UN halts Gaza repairs saying donors failed to pay up
The UN agency for Palestinian refugees said on Tuesday that it cannot afford to repair Gaza homes damaged in Israel’s assault on the enclave last year because donors have failed to pay.
"The agency has exhausted all funding to support repairs and rental subsidies," the United Nations Relief and Works Agency (UNRWA) said in a statement.
"$5.4 billion was pledged at the Cairo (aid) conference last October and virtually none of it has reached Gaza. This is distressing and unacceptable.
"It is unclear why this funding has not been forthcoming," it added.
UNRWA said that the homes of more than 96,000 Palestine refugees were destroyed or damaged during the conflict.
They made up the vast majority of the more than 100,000 homes that were hit during the 50-day conflict between Israel and Gaza's de facto rulers Hamas.
UNRWA said: "Some funds remain available to begin the reconstruction of totally destroyed homes."
But it added that cutting subsidies to displaced residents currently renting alternative accommodation could force large numbers back to UN schools and centres which are already sheltering 12,000 people.
"UNRWA in Gaza has so far provided over $77 million to 66,000 Palestine refugee families to repair their home or find a temporary alternative," it said.
"This is a tremendous achievement; it is also wholly insufficient [...] We are talking about thousands of families who continue to suffer through this cold winter with inadequate shelter.
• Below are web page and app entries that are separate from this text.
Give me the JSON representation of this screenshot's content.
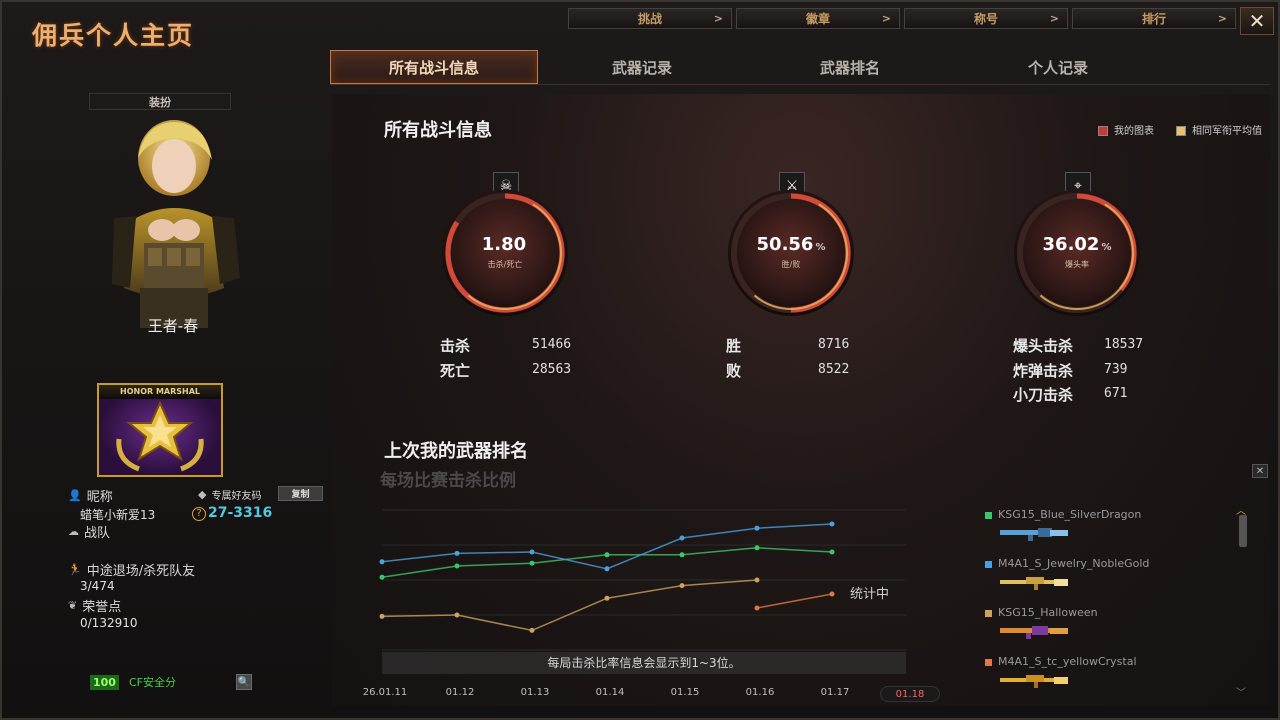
{
  "app_title": "佣兵个人主页",
  "top_menu": [
    {
      "label": "挑战"
    },
    {
      "label": "徽章"
    },
    {
      "label": "称号"
    },
    {
      "label": "排行"
    }
  ],
  "tabs": [
    {
      "label": "所有战斗信息",
      "active": true
    },
    {
      "label": "武器记录"
    },
    {
      "label": "武器排名"
    },
    {
      "label": "个人记录"
    }
  ],
  "left": {
    "dress_label": "装扮",
    "character_name": "王者-春",
    "badge_title": "HONOR MARSHAL",
    "nickname_label": "昵称",
    "friend_code_label": "专属好友码",
    "copy_label": "复制",
    "nickname": "蜡笔小新爱13",
    "friend_code": "27-3316",
    "team_label": "战队",
    "quit_label": "中途退场/杀死队友",
    "quit_value": "3/474",
    "honor_label": "荣誉点",
    "honor_value": "0/132910",
    "safety_score": "100",
    "safety_label": "CF安全分"
  },
  "main": {
    "section_title": "所有战斗信息",
    "legend": [
      {
        "label": "我的图表",
        "color": "#c83a3a"
      },
      {
        "label": "相同军衔平均值",
        "color": "#e8c070"
      }
    ],
    "stats": [
      {
        "value": "1.80",
        "unit": "",
        "label": "击杀/死亡",
        "fill": 0.84
      },
      {
        "value": "50.56",
        "unit": "%",
        "label": "胜/败",
        "fill": 0.5
      },
      {
        "value": "36.02",
        "unit": "%",
        "label": "爆头率",
        "fill": 0.36
      }
    ],
    "kill_label": "击杀",
    "kill_value": "51466",
    "death_label": "死亡",
    "death_value": "28563",
    "win_label": "胜",
    "win_value": "8716",
    "lose_label": "败",
    "lose_value": "8522",
    "hs_label": "爆头击杀",
    "hs_value": "18537",
    "bomb_label": "炸弹击杀",
    "bomb_value": "739",
    "knife_label": "小刀击杀",
    "knife_value": "671"
  },
  "weapon_section": {
    "title": "上次我的武器排名",
    "subtitle": "每场比赛击杀比例",
    "counting": "统计中",
    "note": "每局击杀比率信息会显示到1~3位。",
    "dates": [
      "26.01.11",
      "01.12",
      "01.13",
      "01.14",
      "01.15",
      "01.16",
      "01.17",
      "01.18"
    ],
    "active_date_index": 7,
    "weapons": [
      {
        "name": "KSG15_Blue_SilverDragon",
        "color": "#3ec46a"
      },
      {
        "name": "M4A1_S_Jewelry_NobleGold",
        "color": "#4aa0e0"
      },
      {
        "name": "KSG15_Halloween",
        "color": "#d0a060"
      },
      {
        "name": "M4A1_S_tc_yellowCrystal",
        "color": "#e07848"
      }
    ]
  },
  "chart_data": {
    "type": "line",
    "categories": [
      "26.01.11",
      "01.12",
      "01.13",
      "01.14",
      "01.15",
      "01.16",
      "01.17",
      "01.18"
    ],
    "ylim": [
      0,
      1
    ],
    "series": [
      {
        "name": "KSG15_Blue_SilverDragon",
        "color": "#3ec46a",
        "values": [
          0.52,
          0.6,
          0.62,
          0.68,
          0.68,
          0.73,
          0.7,
          null
        ]
      },
      {
        "name": "M4A1_S_Jewelry_NobleGold",
        "color": "#4aa0e0",
        "values": [
          0.63,
          0.69,
          0.7,
          0.58,
          0.8,
          0.87,
          0.9,
          null
        ]
      },
      {
        "name": "KSG15_Halloween",
        "color": "#d0a060",
        "values": [
          0.24,
          0.25,
          0.14,
          0.37,
          0.46,
          0.5,
          null,
          null
        ]
      },
      {
        "name": "M4A1_S_tc_yellowCrystal",
        "color": "#e07848",
        "values": [
          null,
          null,
          null,
          null,
          null,
          0.3,
          0.4,
          null
        ]
      }
    ]
  }
}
People are literally sleeping amongst the rubble. Children have died of hypothermia."
Two babies died in Gaza earlier this month as dozens of homes were flooded in brutal storms that brought freezing rain and gale-force winds.
Gaza's sole power station, which was damaged during the war, is struggling with a severe lack of fuel and is only able to supply the enclave with six hours of power per day.
A Hamas official warned recently that the territory could become a breeding ground for extremism unless promised reconstruction is accelerated.
"Our message to the world, which is scared of terrorism and extremism, is that the delay in rebuilding Gaza and the continuing blockade against it will make it a ripe environment for the spread of extremism and terrorism," Khalil al-Haya told a Gaza City meeting of the movement's representatives in the Palestinian parliament.
Israel and Hamas fought a July-August war that killed almost 2,200 Palestinians, mostly civilians, and 72 Israelis, mostly civilians, and caused massive destruction in the Gaza strip.
Reconstruction has barely begun, with experts saying it will take years even if Israel significantly eases its eight-year blockade.
Israel, which controls two of the three crossings into Gaza, maintains tight curbs on the entry of building materials, saying that militants could use them for military purposes.